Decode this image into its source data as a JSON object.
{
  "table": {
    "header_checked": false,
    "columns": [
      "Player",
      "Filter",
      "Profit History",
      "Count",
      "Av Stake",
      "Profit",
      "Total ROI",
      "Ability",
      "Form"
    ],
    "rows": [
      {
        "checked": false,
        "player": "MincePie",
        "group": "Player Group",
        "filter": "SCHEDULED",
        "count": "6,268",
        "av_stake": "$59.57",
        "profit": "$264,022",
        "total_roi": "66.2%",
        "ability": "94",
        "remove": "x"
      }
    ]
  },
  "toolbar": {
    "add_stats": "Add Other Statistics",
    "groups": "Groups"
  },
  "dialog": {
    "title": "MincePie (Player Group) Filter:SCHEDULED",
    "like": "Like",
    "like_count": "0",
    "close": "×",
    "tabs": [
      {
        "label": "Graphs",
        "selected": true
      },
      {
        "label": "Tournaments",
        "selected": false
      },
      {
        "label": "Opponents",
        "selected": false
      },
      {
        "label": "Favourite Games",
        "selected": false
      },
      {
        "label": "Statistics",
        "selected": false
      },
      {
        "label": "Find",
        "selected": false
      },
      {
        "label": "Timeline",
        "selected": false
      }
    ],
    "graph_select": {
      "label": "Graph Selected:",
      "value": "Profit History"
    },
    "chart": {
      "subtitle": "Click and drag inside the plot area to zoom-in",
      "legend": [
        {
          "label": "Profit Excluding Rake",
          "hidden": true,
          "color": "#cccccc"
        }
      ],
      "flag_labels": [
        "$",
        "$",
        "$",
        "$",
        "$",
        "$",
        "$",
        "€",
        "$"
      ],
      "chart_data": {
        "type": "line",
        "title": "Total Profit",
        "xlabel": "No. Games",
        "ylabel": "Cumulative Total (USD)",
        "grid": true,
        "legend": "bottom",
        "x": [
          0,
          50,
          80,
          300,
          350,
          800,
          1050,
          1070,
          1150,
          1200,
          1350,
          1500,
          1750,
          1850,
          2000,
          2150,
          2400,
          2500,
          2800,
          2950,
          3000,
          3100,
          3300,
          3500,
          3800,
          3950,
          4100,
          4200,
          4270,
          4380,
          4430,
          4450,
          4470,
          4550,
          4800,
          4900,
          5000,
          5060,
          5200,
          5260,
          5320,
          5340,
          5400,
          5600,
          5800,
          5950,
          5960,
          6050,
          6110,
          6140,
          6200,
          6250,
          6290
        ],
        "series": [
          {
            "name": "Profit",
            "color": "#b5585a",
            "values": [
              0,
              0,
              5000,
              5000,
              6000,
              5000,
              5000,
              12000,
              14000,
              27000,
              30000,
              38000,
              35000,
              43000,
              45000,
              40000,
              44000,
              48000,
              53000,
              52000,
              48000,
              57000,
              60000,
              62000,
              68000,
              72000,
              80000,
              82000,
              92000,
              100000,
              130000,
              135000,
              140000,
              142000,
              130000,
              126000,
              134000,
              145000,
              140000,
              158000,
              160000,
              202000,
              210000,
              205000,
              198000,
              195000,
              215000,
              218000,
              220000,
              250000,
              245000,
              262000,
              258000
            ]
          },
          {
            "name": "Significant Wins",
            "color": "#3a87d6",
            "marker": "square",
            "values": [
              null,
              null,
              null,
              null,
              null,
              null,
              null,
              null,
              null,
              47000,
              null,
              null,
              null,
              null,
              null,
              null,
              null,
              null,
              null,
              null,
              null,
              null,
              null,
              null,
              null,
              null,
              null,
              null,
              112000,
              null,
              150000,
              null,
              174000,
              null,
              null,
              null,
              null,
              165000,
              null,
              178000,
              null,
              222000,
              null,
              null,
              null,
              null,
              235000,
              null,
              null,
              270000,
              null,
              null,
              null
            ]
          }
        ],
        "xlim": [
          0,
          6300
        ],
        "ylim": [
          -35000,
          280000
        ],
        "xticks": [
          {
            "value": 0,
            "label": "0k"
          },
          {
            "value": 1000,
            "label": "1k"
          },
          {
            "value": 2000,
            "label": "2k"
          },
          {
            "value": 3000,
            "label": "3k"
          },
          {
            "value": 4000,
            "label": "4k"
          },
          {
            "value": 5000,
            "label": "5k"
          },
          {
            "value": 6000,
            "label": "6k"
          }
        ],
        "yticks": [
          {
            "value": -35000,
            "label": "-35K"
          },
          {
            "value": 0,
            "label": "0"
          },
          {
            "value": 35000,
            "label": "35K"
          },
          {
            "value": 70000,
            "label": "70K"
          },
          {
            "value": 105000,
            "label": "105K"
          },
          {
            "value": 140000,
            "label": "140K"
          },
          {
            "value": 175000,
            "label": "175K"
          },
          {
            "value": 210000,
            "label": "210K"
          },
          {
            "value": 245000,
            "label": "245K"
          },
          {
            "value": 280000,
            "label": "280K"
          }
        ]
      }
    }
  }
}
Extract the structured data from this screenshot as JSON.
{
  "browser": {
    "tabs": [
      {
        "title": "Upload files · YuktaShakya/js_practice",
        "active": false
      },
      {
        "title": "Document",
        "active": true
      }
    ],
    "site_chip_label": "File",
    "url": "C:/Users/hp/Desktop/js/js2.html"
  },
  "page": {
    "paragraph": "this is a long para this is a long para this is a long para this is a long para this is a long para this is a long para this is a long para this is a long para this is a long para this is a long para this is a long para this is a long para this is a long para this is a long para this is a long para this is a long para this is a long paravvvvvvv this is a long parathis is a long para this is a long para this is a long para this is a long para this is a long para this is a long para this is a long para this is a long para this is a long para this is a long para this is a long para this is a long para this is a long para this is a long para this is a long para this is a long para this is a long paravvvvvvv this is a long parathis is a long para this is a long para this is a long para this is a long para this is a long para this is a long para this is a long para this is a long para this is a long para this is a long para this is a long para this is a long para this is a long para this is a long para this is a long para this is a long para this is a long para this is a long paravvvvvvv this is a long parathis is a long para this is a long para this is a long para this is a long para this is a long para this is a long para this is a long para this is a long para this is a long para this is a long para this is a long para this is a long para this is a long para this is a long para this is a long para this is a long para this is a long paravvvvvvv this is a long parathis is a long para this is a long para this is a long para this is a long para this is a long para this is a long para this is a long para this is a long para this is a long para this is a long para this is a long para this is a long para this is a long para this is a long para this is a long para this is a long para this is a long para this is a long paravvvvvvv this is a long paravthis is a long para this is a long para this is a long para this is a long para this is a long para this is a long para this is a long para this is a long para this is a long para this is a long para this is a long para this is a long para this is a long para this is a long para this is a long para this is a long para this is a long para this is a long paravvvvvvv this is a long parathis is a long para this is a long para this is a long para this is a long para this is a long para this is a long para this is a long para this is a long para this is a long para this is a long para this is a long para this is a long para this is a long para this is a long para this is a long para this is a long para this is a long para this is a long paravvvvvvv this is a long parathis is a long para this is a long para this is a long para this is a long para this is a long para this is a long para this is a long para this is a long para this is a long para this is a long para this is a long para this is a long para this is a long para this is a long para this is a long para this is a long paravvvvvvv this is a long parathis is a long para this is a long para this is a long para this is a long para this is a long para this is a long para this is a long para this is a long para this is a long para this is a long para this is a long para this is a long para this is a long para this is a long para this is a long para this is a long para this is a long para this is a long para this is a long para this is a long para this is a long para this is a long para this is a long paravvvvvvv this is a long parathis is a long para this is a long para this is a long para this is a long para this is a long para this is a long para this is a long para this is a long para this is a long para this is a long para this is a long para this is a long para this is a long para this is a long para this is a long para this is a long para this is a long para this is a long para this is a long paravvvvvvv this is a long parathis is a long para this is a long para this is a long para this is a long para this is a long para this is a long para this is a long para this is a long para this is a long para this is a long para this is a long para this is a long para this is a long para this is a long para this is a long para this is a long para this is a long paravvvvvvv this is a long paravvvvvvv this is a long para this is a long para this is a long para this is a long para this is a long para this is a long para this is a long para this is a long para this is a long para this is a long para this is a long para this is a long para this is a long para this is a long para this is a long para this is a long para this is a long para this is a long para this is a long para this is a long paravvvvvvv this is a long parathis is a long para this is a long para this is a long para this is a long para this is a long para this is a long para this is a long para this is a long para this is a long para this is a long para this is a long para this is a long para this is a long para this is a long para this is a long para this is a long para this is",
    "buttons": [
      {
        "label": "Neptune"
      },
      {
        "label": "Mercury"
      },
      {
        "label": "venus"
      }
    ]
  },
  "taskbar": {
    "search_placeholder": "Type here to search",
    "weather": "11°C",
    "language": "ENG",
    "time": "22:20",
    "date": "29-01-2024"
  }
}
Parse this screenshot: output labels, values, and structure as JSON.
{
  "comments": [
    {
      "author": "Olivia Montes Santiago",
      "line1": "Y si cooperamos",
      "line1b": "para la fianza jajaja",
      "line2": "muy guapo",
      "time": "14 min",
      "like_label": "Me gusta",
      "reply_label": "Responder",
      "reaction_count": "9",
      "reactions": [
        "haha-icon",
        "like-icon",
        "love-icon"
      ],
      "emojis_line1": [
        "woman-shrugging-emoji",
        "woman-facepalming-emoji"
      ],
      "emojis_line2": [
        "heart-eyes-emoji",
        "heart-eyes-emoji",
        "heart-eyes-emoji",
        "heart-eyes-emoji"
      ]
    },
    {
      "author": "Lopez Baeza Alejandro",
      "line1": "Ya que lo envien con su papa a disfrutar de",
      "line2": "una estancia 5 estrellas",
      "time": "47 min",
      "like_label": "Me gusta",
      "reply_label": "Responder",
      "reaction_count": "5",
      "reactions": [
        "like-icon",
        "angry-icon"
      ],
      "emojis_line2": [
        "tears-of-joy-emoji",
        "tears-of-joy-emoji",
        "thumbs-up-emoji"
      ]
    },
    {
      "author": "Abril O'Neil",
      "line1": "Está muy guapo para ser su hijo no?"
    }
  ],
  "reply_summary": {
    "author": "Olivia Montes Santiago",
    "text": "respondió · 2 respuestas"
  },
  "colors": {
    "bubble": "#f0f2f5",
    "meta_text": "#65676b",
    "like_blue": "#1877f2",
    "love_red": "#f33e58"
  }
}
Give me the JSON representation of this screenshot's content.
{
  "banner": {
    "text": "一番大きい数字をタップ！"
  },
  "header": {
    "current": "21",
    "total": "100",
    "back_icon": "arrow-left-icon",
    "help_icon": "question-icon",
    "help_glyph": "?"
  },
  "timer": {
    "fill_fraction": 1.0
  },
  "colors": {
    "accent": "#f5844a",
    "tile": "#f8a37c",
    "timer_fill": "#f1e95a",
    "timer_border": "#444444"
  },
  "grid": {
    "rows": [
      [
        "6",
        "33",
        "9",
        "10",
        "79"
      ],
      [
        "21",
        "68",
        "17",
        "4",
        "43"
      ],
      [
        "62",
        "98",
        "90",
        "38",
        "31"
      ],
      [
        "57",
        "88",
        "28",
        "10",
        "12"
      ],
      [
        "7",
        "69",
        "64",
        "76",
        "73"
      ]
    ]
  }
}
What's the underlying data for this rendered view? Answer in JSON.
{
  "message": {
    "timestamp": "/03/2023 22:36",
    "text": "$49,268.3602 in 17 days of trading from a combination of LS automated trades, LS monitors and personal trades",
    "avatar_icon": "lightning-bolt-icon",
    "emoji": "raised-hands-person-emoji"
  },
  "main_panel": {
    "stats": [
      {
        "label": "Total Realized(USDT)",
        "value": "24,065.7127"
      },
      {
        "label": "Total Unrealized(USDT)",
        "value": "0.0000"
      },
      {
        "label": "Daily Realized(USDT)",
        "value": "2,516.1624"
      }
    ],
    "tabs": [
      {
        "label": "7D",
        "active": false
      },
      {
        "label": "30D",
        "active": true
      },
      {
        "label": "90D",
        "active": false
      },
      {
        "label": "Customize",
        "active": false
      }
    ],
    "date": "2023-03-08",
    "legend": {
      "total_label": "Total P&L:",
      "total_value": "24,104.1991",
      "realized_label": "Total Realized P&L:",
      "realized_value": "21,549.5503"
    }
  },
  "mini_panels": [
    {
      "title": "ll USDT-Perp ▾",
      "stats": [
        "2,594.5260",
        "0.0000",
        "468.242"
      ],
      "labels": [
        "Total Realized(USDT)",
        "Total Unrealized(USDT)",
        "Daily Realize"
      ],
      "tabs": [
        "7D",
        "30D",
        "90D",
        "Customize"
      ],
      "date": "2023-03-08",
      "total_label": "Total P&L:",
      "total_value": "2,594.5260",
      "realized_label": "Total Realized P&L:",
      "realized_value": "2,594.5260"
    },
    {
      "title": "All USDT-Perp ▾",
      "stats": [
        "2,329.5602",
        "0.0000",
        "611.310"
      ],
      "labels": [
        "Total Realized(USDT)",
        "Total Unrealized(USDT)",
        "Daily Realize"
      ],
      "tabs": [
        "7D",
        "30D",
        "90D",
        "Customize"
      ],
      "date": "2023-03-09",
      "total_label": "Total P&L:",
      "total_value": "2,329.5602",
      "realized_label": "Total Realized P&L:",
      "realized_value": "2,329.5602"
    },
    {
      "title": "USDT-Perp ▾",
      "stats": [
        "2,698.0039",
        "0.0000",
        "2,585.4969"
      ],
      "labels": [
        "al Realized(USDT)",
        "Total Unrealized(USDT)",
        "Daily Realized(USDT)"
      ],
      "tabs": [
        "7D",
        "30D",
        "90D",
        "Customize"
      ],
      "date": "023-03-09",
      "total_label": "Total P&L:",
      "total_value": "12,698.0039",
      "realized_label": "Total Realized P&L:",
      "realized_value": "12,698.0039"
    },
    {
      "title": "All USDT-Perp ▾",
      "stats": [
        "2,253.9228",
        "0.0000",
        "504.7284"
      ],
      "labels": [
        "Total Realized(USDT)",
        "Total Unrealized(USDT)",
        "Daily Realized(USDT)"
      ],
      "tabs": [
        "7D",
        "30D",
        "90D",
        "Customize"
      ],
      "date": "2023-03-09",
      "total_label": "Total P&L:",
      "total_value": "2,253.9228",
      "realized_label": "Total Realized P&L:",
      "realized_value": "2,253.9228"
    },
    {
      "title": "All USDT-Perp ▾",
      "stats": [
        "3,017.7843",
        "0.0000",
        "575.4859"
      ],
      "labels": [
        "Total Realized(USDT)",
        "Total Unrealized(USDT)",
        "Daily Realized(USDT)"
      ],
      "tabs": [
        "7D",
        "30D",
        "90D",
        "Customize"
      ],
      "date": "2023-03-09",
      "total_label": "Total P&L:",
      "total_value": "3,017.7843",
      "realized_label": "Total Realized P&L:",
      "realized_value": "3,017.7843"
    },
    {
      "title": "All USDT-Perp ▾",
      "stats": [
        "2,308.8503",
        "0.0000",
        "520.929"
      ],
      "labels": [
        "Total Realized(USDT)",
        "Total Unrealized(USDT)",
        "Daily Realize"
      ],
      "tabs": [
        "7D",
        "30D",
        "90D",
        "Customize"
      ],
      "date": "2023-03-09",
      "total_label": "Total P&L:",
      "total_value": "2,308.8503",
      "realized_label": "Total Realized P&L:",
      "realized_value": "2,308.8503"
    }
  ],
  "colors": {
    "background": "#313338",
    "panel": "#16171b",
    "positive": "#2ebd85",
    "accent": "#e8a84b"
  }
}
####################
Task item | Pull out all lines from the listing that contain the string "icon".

Response to the task |
        "haha-icon",
        "like-icon",
        "love-icon"
        "like-icon",
        "angry-icon"
    "back_icon": "arrow-left-icon",
    "help_icon": "question-icon",
    "avatar_icon": "lightning-bolt-icon",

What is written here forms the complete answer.